Exercise description:
Please say how many lines of the listing hold "michaels", with no other words in the answer.

Information:
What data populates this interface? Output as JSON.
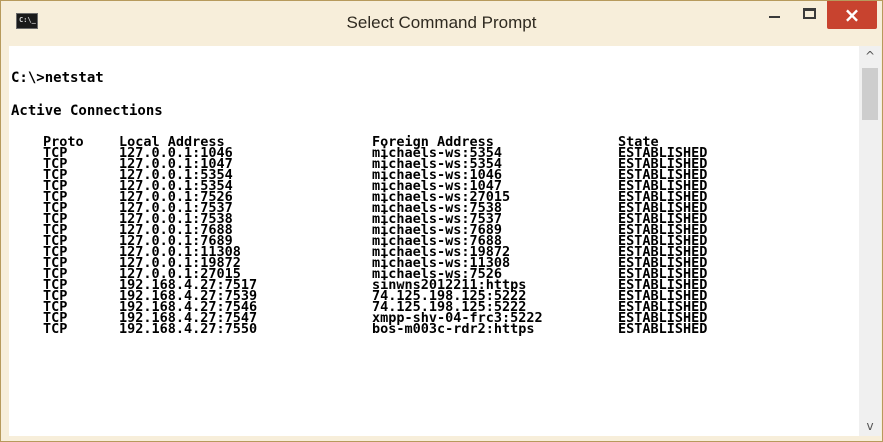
{
  "window": {
    "title": "Select Command Prompt",
    "icon_label": "C:\\_",
    "close_label": "×"
  },
  "console": {
    "prompt_line": "C:\\>netstat",
    "heading": "Active Connections",
    "columns": [
      "Proto",
      "Local Address",
      "Foreign Address",
      "State"
    ],
    "rows": [
      [
        "TCP",
        "127.0.0.1:1046",
        "michaels-ws:5354",
        "ESTABLISHED"
      ],
      [
        "TCP",
        "127.0.0.1:1047",
        "michaels-ws:5354",
        "ESTABLISHED"
      ],
      [
        "TCP",
        "127.0.0.1:5354",
        "michaels-ws:1046",
        "ESTABLISHED"
      ],
      [
        "TCP",
        "127.0.0.1:5354",
        "michaels-ws:1047",
        "ESTABLISHED"
      ],
      [
        "TCP",
        "127.0.0.1:7526",
        "michaels-ws:27015",
        "ESTABLISHED"
      ],
      [
        "TCP",
        "127.0.0.1:7537",
        "michaels-ws:7538",
        "ESTABLISHED"
      ],
      [
        "TCP",
        "127.0.0.1:7538",
        "michaels-ws:7537",
        "ESTABLISHED"
      ],
      [
        "TCP",
        "127.0.0.1:7688",
        "michaels-ws:7689",
        "ESTABLISHED"
      ],
      [
        "TCP",
        "127.0.0.1:7689",
        "michaels-ws:7688",
        "ESTABLISHED"
      ],
      [
        "TCP",
        "127.0.0.1:11308",
        "michaels-ws:19872",
        "ESTABLISHED"
      ],
      [
        "TCP",
        "127.0.0.1:19872",
        "michaels-ws:11308",
        "ESTABLISHED"
      ],
      [
        "TCP",
        "127.0.0.1:27015",
        "michaels-ws:7526",
        "ESTABLISHED"
      ],
      [
        "TCP",
        "192.168.4.27:7517",
        "sinwns2012211:https",
        "ESTABLISHED"
      ],
      [
        "TCP",
        "192.168.4.27:7539",
        "74.125.198.125:5222",
        "ESTABLISHED"
      ],
      [
        "TCP",
        "192.168.4.27:7546",
        "74.125.198.125:5222",
        "ESTABLISHED"
      ],
      [
        "TCP",
        "192.168.4.27:7547",
        "xmpp-shv-04-frc3:5222",
        "ESTABLISHED"
      ],
      [
        "TCP",
        "192.168.4.27:7550",
        "bos-m003c-rdr2:https",
        "ESTABLISHED"
      ]
    ]
  },
  "scrollbar": {
    "up_glyph": "^",
    "down_glyph": "v"
  },
  "colors": {
    "frame": "#f7eeda",
    "close_button": "#c8432f",
    "console_background": "#ffffff",
    "console_text": "#000000"
  }
}
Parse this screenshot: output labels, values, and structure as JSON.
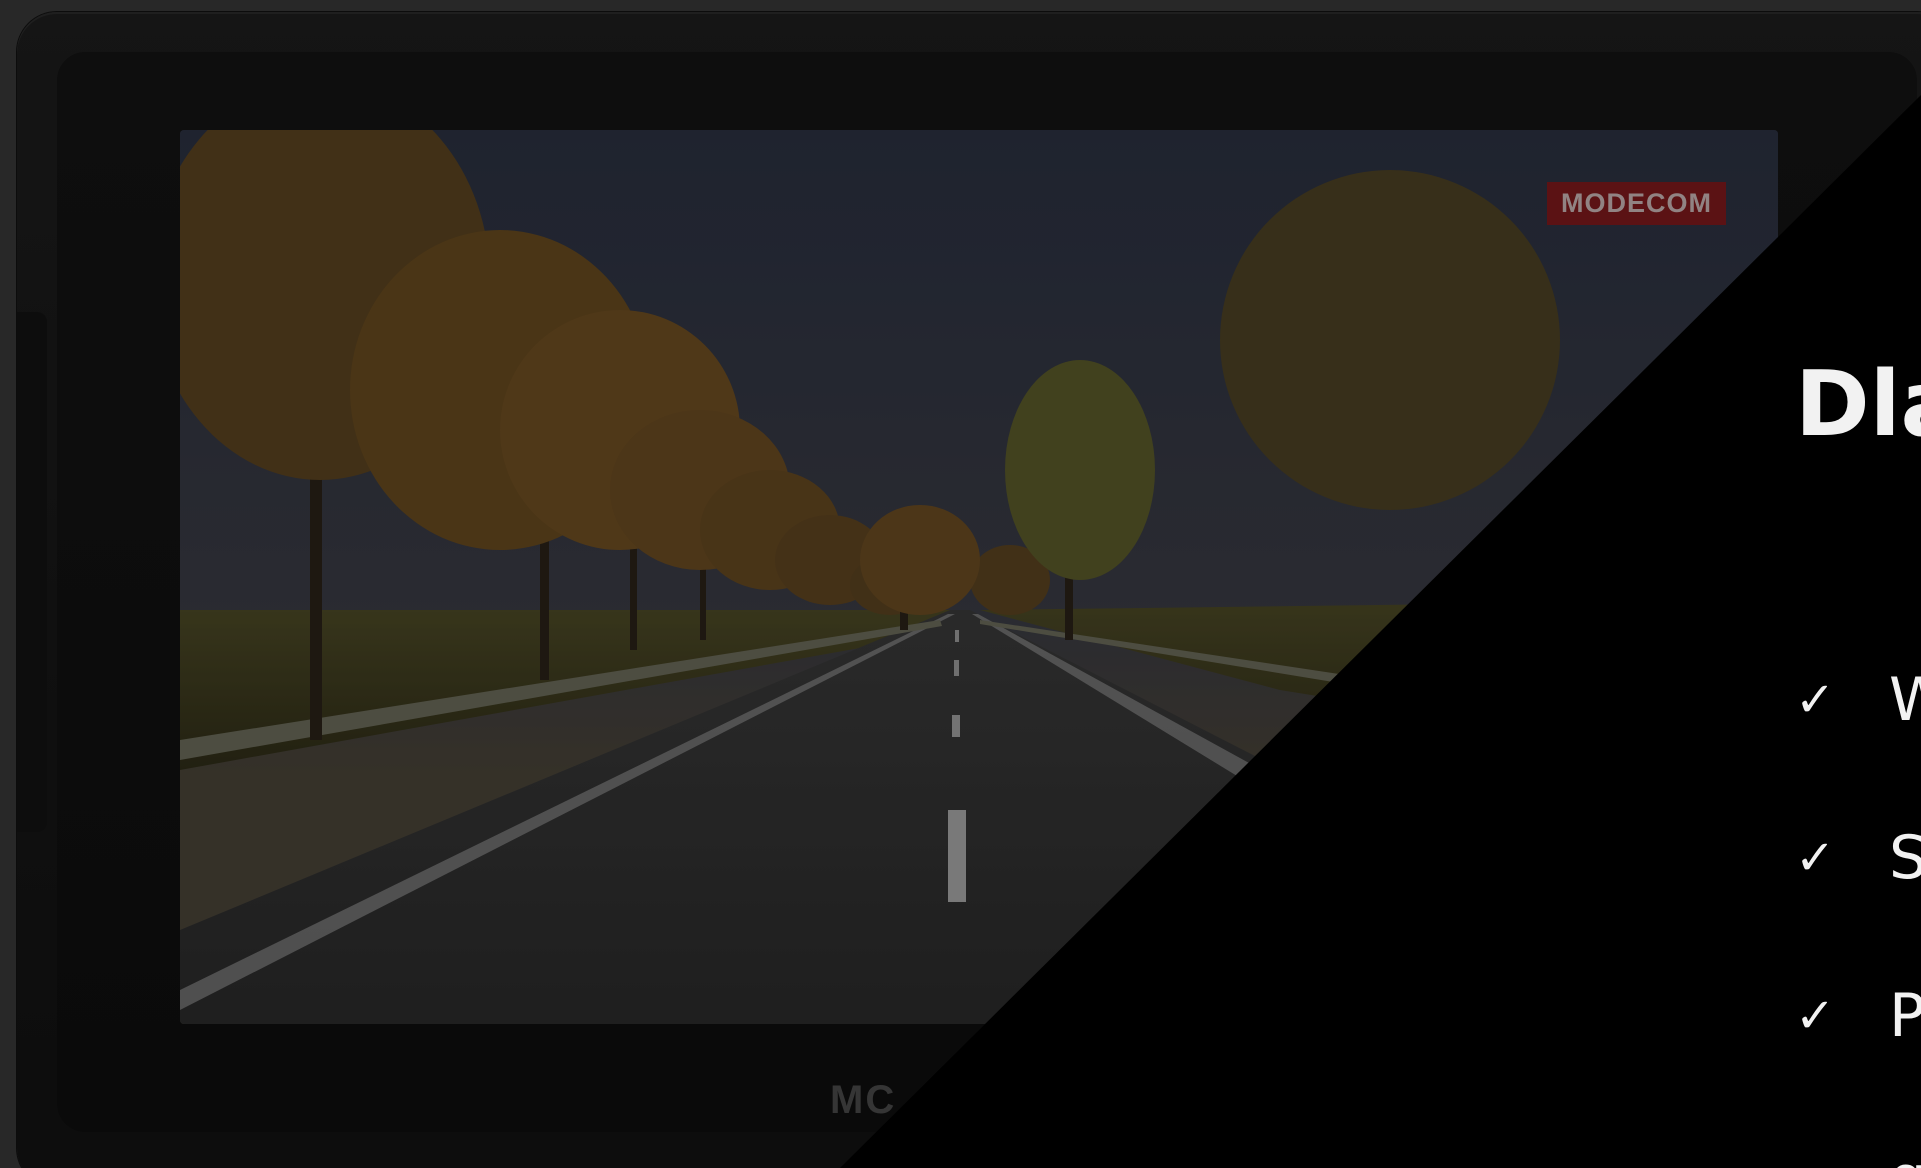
{
  "device": {
    "screen_badge": "MODECOM",
    "bezel_logo": "MC"
  },
  "panel": {
    "title": "Dla",
    "features": [
      {
        "icon": "check-icon",
        "check": "✓",
        "text": "W"
      },
      {
        "icon": "check-icon",
        "check": "✓",
        "text": "S"
      },
      {
        "icon": "check-icon",
        "check": "✓",
        "text": "P"
      }
    ],
    "continuation": "g"
  },
  "colors": {
    "badge": "#7e1a1d",
    "panel": "#000000",
    "panel_text": "#f2f2f2"
  }
}
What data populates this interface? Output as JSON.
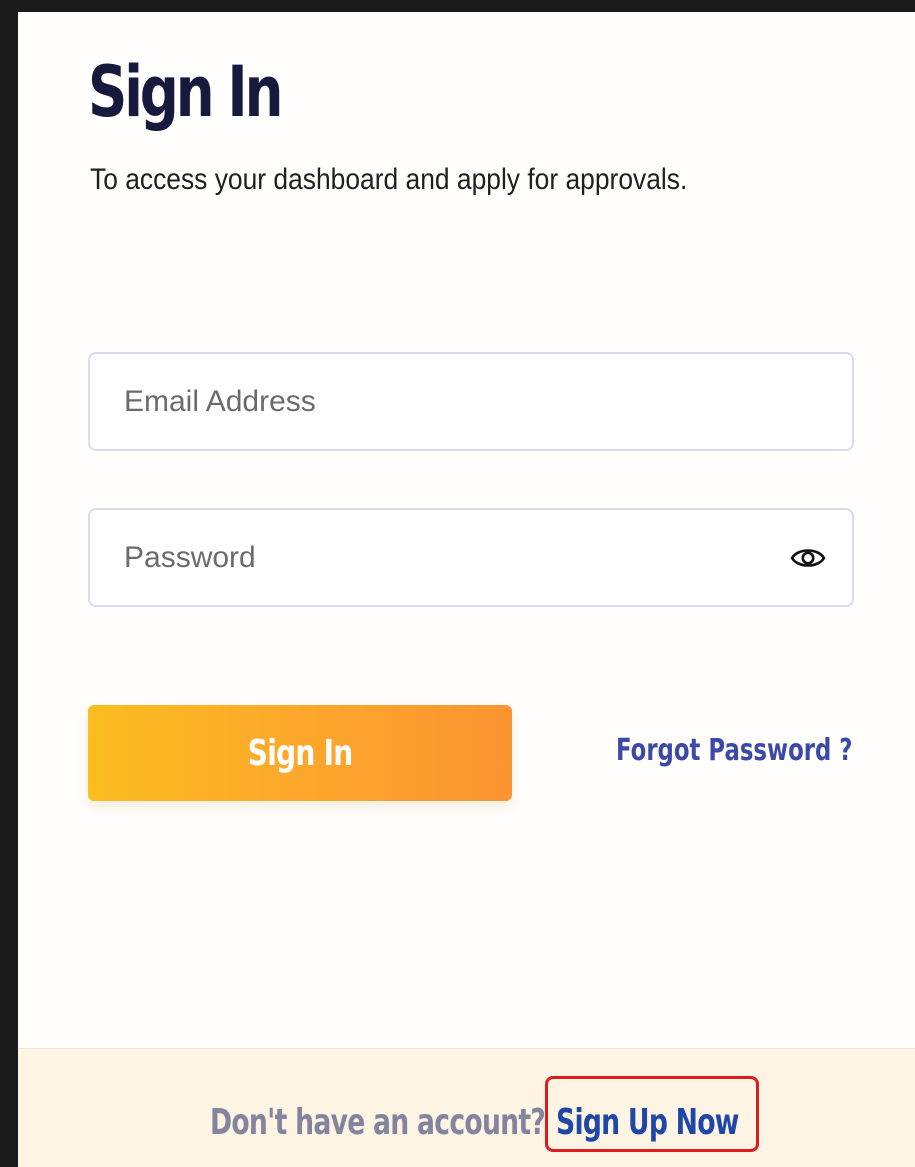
{
  "page": {
    "title": "Sign In",
    "subtitle": "To access your dashboard and apply for approvals."
  },
  "form": {
    "email": {
      "placeholder": "Email Address",
      "value": ""
    },
    "password": {
      "placeholder": "Password",
      "value": "",
      "toggle_icon": "eye-icon"
    },
    "submit_label": "Sign In",
    "forgot_label": "Forgot Password ?"
  },
  "footer": {
    "prompt": "Don't have an account?",
    "signup_label": "Sign Up Now"
  },
  "colors": {
    "title": "#161a3d",
    "button_gradient_start": "#fbbd1f",
    "button_gradient_end": "#fb9431",
    "link": "#3b4aa6",
    "footer_background": "#fdf4e4",
    "highlight": "#e01b1b"
  }
}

Task answer:
12